(WIRED) , March 14, 2017 — THE CONGRESSIONAL BUDGET Office just released its much-awaited report analyzing the possible effects of the American Health Care Act, the GOP plan to replace the Affordable Care Act. The verdict is a doozy. Twenty-four million fewer Americans would have health insurance by 2026, according to the CBO, with 14 million of them losing coverage in 2018. While, yes, the report also says the GOP’s health care plan would save the government $337 billion within the decade, it underlines a potentially stark contradiction with President Trump’s prior promise that the bill would “provide insurance for everybody.”

The report spurred quick responses from all sides of the political spectrum, with Democrats decrying the results and Republicans questioning the CBO’s methodology. (Health and Human Services Secretary Tom Price complained that the CBO did not take into account potential future legislation, which sounds like a financial planner not incorporating potential scratch-off lottery wins in a retirement portfolio.) What few have questioned, though, is the CBO’s integrity. And given the political climate, this seems downright remarkable.

In fact, since its inception four decades ago, the CBO has occupied a rarified space in which the objectivity of data reigns. Call it wrong if you must—and sometimes, sure, CBO is wrong—but don’t call it partisan. How does it ensure that entrenched neutrality?

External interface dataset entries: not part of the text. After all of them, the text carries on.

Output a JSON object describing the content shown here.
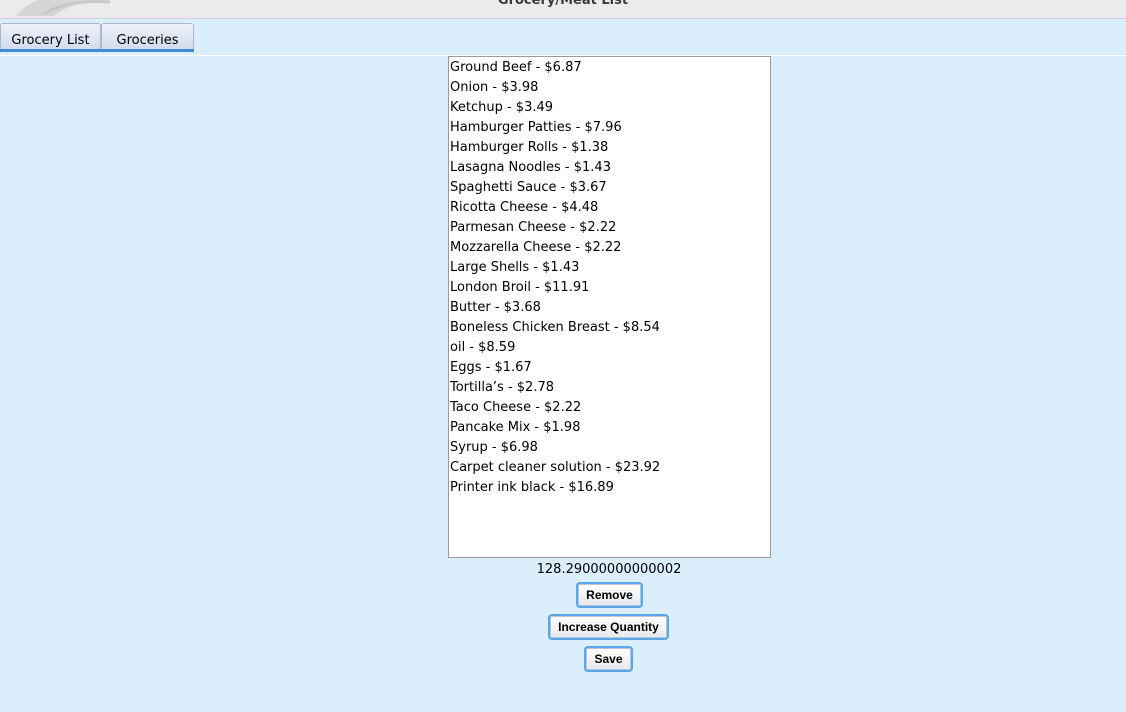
{
  "window": {
    "title": "Grocery/Meat List"
  },
  "tabs": [
    {
      "label": "Grocery List"
    },
    {
      "label": "Groceries"
    }
  ],
  "list": {
    "items": [
      "Ground Beef - $6.87",
      "Onion - $3.98",
      "Ketchup - $3.49",
      "Hamburger Patties - $7.96",
      "Hamburger Rolls - $1.38",
      "Lasagna Noodles - $1.43",
      "Spaghetti Sauce - $3.67",
      "Ricotta Cheese - $4.48",
      "Parmesan Cheese - $2.22",
      "Mozzarella Cheese - $2.22",
      "Large Shells - $1.43",
      "London Broil - $11.91",
      "Butter - $3.68",
      "Boneless Chicken Breast - $8.54",
      "oil - $8.59",
      "Eggs - $1.67",
      "Tortilla’s - $2.78",
      "Taco Cheese - $2.22",
      "Pancake Mix - $1.98",
      "Syrup - $6.98",
      "Carpet cleaner solution - $23.92",
      "Printer ink black - $16.89"
    ]
  },
  "total": "128.29000000000002",
  "buttons": {
    "remove": "Remove",
    "increase": "Increase Quantity",
    "save": "Save"
  },
  "colors": {
    "background": "#daeefb",
    "accent": "#3e8fd8"
  }
}
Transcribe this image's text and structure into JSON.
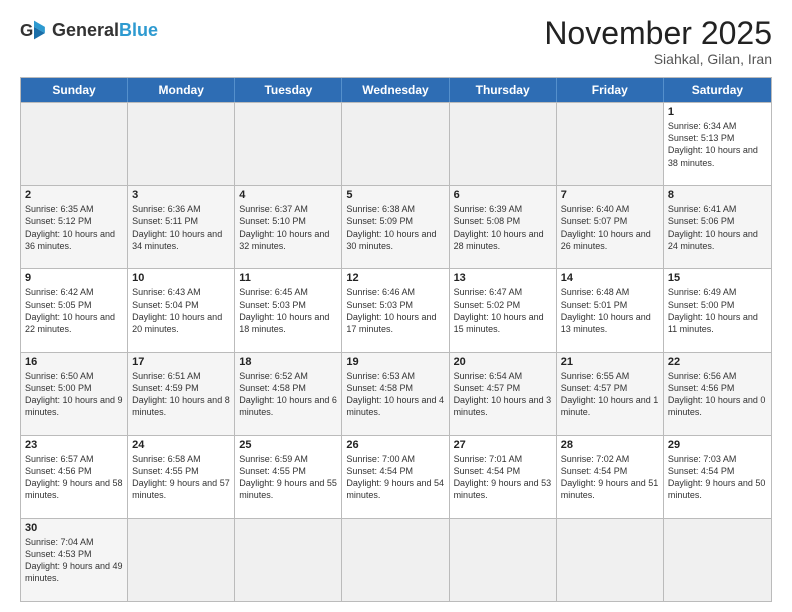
{
  "header": {
    "logo_general": "General",
    "logo_blue": "Blue",
    "month_title": "November 2025",
    "subtitle": "Siahkal, Gilan, Iran"
  },
  "days_of_week": [
    "Sunday",
    "Monday",
    "Tuesday",
    "Wednesday",
    "Thursday",
    "Friday",
    "Saturday"
  ],
  "weeks": [
    [
      {
        "day": "",
        "text": "",
        "empty": true
      },
      {
        "day": "",
        "text": "",
        "empty": true
      },
      {
        "day": "",
        "text": "",
        "empty": true
      },
      {
        "day": "",
        "text": "",
        "empty": true
      },
      {
        "day": "",
        "text": "",
        "empty": true
      },
      {
        "day": "",
        "text": "",
        "empty": true
      },
      {
        "day": "1",
        "text": "Sunrise: 6:34 AM\nSunset: 5:13 PM\nDaylight: 10 hours and 38 minutes."
      }
    ],
    [
      {
        "day": "2",
        "text": "Sunrise: 6:35 AM\nSunset: 5:12 PM\nDaylight: 10 hours and 36 minutes."
      },
      {
        "day": "3",
        "text": "Sunrise: 6:36 AM\nSunset: 5:11 PM\nDaylight: 10 hours and 34 minutes."
      },
      {
        "day": "4",
        "text": "Sunrise: 6:37 AM\nSunset: 5:10 PM\nDaylight: 10 hours and 32 minutes."
      },
      {
        "day": "5",
        "text": "Sunrise: 6:38 AM\nSunset: 5:09 PM\nDaylight: 10 hours and 30 minutes."
      },
      {
        "day": "6",
        "text": "Sunrise: 6:39 AM\nSunset: 5:08 PM\nDaylight: 10 hours and 28 minutes."
      },
      {
        "day": "7",
        "text": "Sunrise: 6:40 AM\nSunset: 5:07 PM\nDaylight: 10 hours and 26 minutes."
      },
      {
        "day": "8",
        "text": "Sunrise: 6:41 AM\nSunset: 5:06 PM\nDaylight: 10 hours and 24 minutes."
      }
    ],
    [
      {
        "day": "9",
        "text": "Sunrise: 6:42 AM\nSunset: 5:05 PM\nDaylight: 10 hours and 22 minutes."
      },
      {
        "day": "10",
        "text": "Sunrise: 6:43 AM\nSunset: 5:04 PM\nDaylight: 10 hours and 20 minutes."
      },
      {
        "day": "11",
        "text": "Sunrise: 6:45 AM\nSunset: 5:03 PM\nDaylight: 10 hours and 18 minutes."
      },
      {
        "day": "12",
        "text": "Sunrise: 6:46 AM\nSunset: 5:03 PM\nDaylight: 10 hours and 17 minutes."
      },
      {
        "day": "13",
        "text": "Sunrise: 6:47 AM\nSunset: 5:02 PM\nDaylight: 10 hours and 15 minutes."
      },
      {
        "day": "14",
        "text": "Sunrise: 6:48 AM\nSunset: 5:01 PM\nDaylight: 10 hours and 13 minutes."
      },
      {
        "day": "15",
        "text": "Sunrise: 6:49 AM\nSunset: 5:00 PM\nDaylight: 10 hours and 11 minutes."
      }
    ],
    [
      {
        "day": "16",
        "text": "Sunrise: 6:50 AM\nSunset: 5:00 PM\nDaylight: 10 hours and 9 minutes."
      },
      {
        "day": "17",
        "text": "Sunrise: 6:51 AM\nSunset: 4:59 PM\nDaylight: 10 hours and 8 minutes."
      },
      {
        "day": "18",
        "text": "Sunrise: 6:52 AM\nSunset: 4:58 PM\nDaylight: 10 hours and 6 minutes."
      },
      {
        "day": "19",
        "text": "Sunrise: 6:53 AM\nSunset: 4:58 PM\nDaylight: 10 hours and 4 minutes."
      },
      {
        "day": "20",
        "text": "Sunrise: 6:54 AM\nSunset: 4:57 PM\nDaylight: 10 hours and 3 minutes."
      },
      {
        "day": "21",
        "text": "Sunrise: 6:55 AM\nSunset: 4:57 PM\nDaylight: 10 hours and 1 minute."
      },
      {
        "day": "22",
        "text": "Sunrise: 6:56 AM\nSunset: 4:56 PM\nDaylight: 10 hours and 0 minutes."
      }
    ],
    [
      {
        "day": "23",
        "text": "Sunrise: 6:57 AM\nSunset: 4:56 PM\nDaylight: 9 hours and 58 minutes."
      },
      {
        "day": "24",
        "text": "Sunrise: 6:58 AM\nSunset: 4:55 PM\nDaylight: 9 hours and 57 minutes."
      },
      {
        "day": "25",
        "text": "Sunrise: 6:59 AM\nSunset: 4:55 PM\nDaylight: 9 hours and 55 minutes."
      },
      {
        "day": "26",
        "text": "Sunrise: 7:00 AM\nSunset: 4:54 PM\nDaylight: 9 hours and 54 minutes."
      },
      {
        "day": "27",
        "text": "Sunrise: 7:01 AM\nSunset: 4:54 PM\nDaylight: 9 hours and 53 minutes."
      },
      {
        "day": "28",
        "text": "Sunrise: 7:02 AM\nSunset: 4:54 PM\nDaylight: 9 hours and 51 minutes."
      },
      {
        "day": "29",
        "text": "Sunrise: 7:03 AM\nSunset: 4:54 PM\nDaylight: 9 hours and 50 minutes."
      }
    ],
    [
      {
        "day": "30",
        "text": "Sunrise: 7:04 AM\nSunset: 4:53 PM\nDaylight: 9 hours and 49 minutes."
      },
      {
        "day": "",
        "text": "",
        "empty": true
      },
      {
        "day": "",
        "text": "",
        "empty": true
      },
      {
        "day": "",
        "text": "",
        "empty": true
      },
      {
        "day": "",
        "text": "",
        "empty": true
      },
      {
        "day": "",
        "text": "",
        "empty": true
      },
      {
        "day": "",
        "text": "",
        "empty": true
      }
    ]
  ]
}
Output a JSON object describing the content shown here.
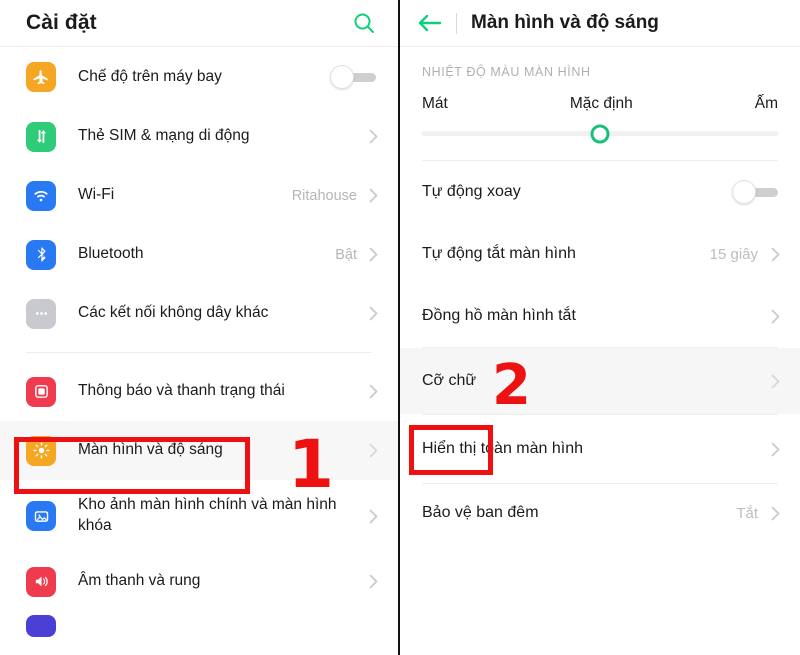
{
  "left_panel": {
    "header": {
      "title": "Cài đặt",
      "search_icon": "search-icon"
    },
    "groups": [
      {
        "items": [
          {
            "label": "Chế độ trên máy bay",
            "icon": "airplane-icon",
            "icon_color": "#f5a623",
            "control": "toggle",
            "toggle_state": "off",
            "value": ""
          },
          {
            "label": "Thẻ SIM & mạng di động",
            "icon": "sim-network-icon",
            "icon_color": "#2ecc78",
            "control": "chevron",
            "value": ""
          },
          {
            "label": "Wi-Fi",
            "icon": "wifi-icon",
            "icon_color": "#2979f2",
            "control": "chevron",
            "value": "Ritahouse"
          },
          {
            "label": "Bluetooth",
            "icon": "bluetooth-icon",
            "icon_color": "#2979f2",
            "control": "chevron",
            "value": "Bật"
          },
          {
            "label": "Các kết nối không dây khác",
            "icon": "more-dots-icon",
            "icon_color": "#c8cad0",
            "control": "chevron",
            "value": ""
          }
        ]
      },
      {
        "items": [
          {
            "label": "Thông báo và thanh trạng thái",
            "icon": "notification-icon",
            "icon_color": "#ef3b4e",
            "control": "chevron",
            "value": ""
          },
          {
            "label": "Màn hình và độ sáng",
            "icon": "brightness-icon",
            "icon_color": "#f5a623",
            "control": "chevron",
            "value": "",
            "highlighted": true
          },
          {
            "label": "Kho ảnh màn hình chính và màn hình khóa",
            "icon": "wallpaper-icon",
            "icon_color": "#2979f2",
            "control": "chevron",
            "value": ""
          },
          {
            "label": "Âm thanh và rung",
            "icon": "sound-icon",
            "icon_color": "#ef3b4e",
            "control": "chevron",
            "value": ""
          },
          {
            "label": "",
            "icon": "partial-icon",
            "icon_color": "#4b3fd6",
            "control": "none",
            "value": ""
          }
        ]
      }
    ]
  },
  "right_panel": {
    "header": {
      "back_icon": "back-arrow-icon",
      "title": "Màn hình và độ sáng"
    },
    "color_temperature": {
      "section_title": "NHIỆT ĐỘ MÀU MÀN HÌNH",
      "label_cool": "Mát",
      "label_default": "Mặc định",
      "label_warm": "Ấm",
      "slider_percent": 50
    },
    "rows": [
      {
        "label": "Tự động xoay",
        "control": "toggle",
        "toggle_state": "off",
        "value": ""
      },
      {
        "label": "Tự động tắt màn hình",
        "control": "chevron",
        "value": "15 giây"
      },
      {
        "label": "Đồng hồ màn hình tắt",
        "control": "chevron",
        "value": ""
      },
      {
        "label": "Cỡ chữ",
        "control": "chevron",
        "value": "",
        "highlighted": true
      },
      {
        "label": "Hiển thị toàn màn hình",
        "control": "chevron",
        "value": ""
      },
      {
        "label": "Bảo vệ ban đêm",
        "control": "chevron",
        "value": "Tắt"
      }
    ]
  },
  "annotations": {
    "step_1": "1",
    "step_2": "2",
    "color": "#ee1111"
  }
}
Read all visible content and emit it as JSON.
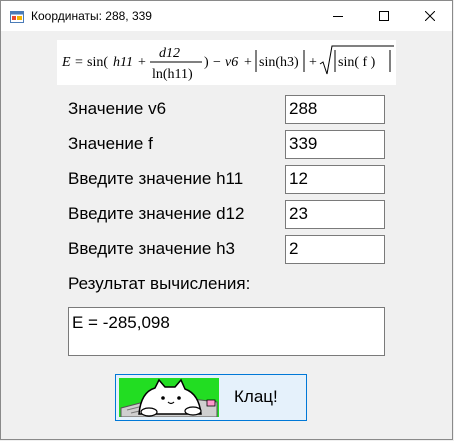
{
  "window": {
    "title": "Координаты: 288, 339",
    "icon": "app-window-icon",
    "controls": [
      "minimize-icon",
      "maximize-icon",
      "close-icon"
    ]
  },
  "formula": {
    "lhs": "E",
    "equals": "=",
    "sin1": "sin(",
    "h11": "h11",
    "plus": "+",
    "num": "d12",
    "den": "ln(h11)",
    "close1": ")",
    "minus": "−",
    "v6": "v6",
    "plus2": "+",
    "abs": "sin(h3)",
    "plus3": "+",
    "sqrt_inner": "sin( f )"
  },
  "fields": [
    {
      "label": "Значение v6",
      "value": "288"
    },
    {
      "label": "Значение f",
      "value": "339"
    },
    {
      "label": "Введите значение h11",
      "value": "12"
    },
    {
      "label": "Введите значение d12",
      "value": "23"
    },
    {
      "label": "Введите значение h3",
      "value": "2"
    }
  ],
  "result": {
    "label": "Результат вычисления:",
    "value": "E = -285,098"
  },
  "button": {
    "label": "Клац!",
    "image": "bongo-cat-image",
    "image_bg": "#22dd22"
  },
  "colors": {
    "accent": "#0078d7",
    "button_bg": "#e5f1fb"
  }
}
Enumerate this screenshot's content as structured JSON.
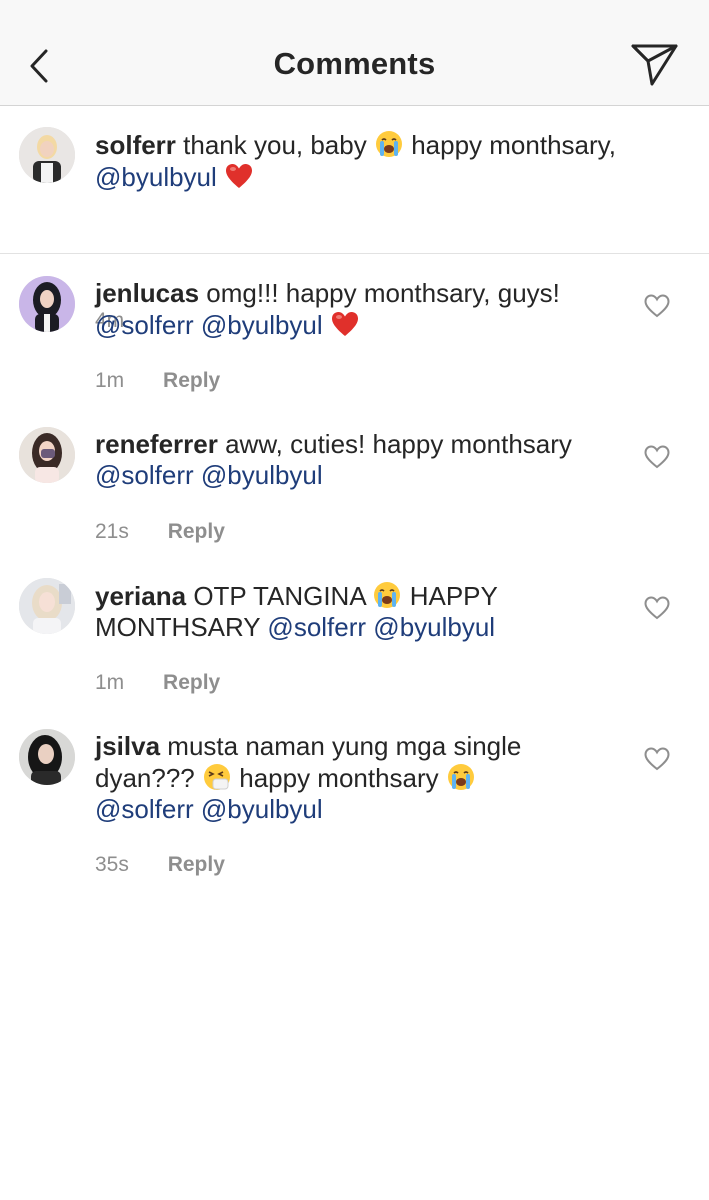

A culture designed not just to encourage it, but demand it.

Source: The CBO Health Care Score Could Be Wrong, But It’s Not Biased | WIRED